Unknown Phalenopsis in flower.
I've already covered the topic of terrestrial orchids for the garden and now I move in to the home. Orchids are grown solely for their flowers. We all know that the foliage is the boring part, unless of course the particular species has great leaf colouration, and an orchid which is not flowering is rather uninspiring. How can we prolong the flowering period and the interest orchids provide?
My tip, and a relatively hidden one at that, is to selectively prune the flower spike in such a way as to promote a second flush of blooms. This technique is comparable to the practice of "dead heading", which is common practice in general gardening, and to me it makes perfect sense to apply such a practice to our orchids.
Newly developing flower bud on old flower spike.
The usual advise given to all Phalenopsis is to prune the stalk back to the base or leave the flower spike intact. I have found that if you wait until all blooms have faded it is possible to identify a bud lower down on the flower spike that is easily identified as being slightly swollen in comparison to others. If you prune the stem just above this bud there is a good possibility that a new flower spike will develop. And we all know what that means . . . more flowers.
Pictured right is an example of this practice. This bud is developing quite nicely from the old flower spike and although it is unlikely to produce a show as grand as the last it is welcomed nonetheless.

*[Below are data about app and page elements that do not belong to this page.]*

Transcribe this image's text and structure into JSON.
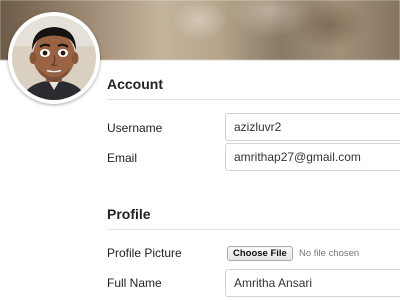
{
  "account": {
    "title": "Account",
    "username_label": "Username",
    "username_value": "azizluvr2",
    "email_label": "Email",
    "email_value": "amrithap27@gmail.com"
  },
  "profile": {
    "title": "Profile",
    "picture_label": "Profile Picture",
    "choose_file_label": "Choose File",
    "file_status": "No file chosen",
    "fullname_label": "Full Name",
    "fullname_value": "Amritha Ansari"
  }
}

In the growing season it is also advisable to feed your orchid with a specific orchid fertiliser which will ensure your plant isn't weakened. This is especially important if you are asking your plant to bloom for a second time.
Large Phalenopsis with two flower spikes.
This practice does not seem to have any adverse effects on this particular specimen. I have owned this Phalenopsis orchid for over four years now and it has never failed to produce the most wonderful white flowers. As you can see in the picture not only has it developed a bud on the old flower spike but it has thrown up a new, much larger, spike too.
I think that this is proof enough that this plant is actually quite happy in its growing position, on my kitchen windowsill, which is East facing and perfect for this orchid.
We wont talk about the need for repotting just yet. That will be discussed in a future article I'm sure.
Have you found this article useful? Have you tried this yourself? What advice would you give to orchid growers?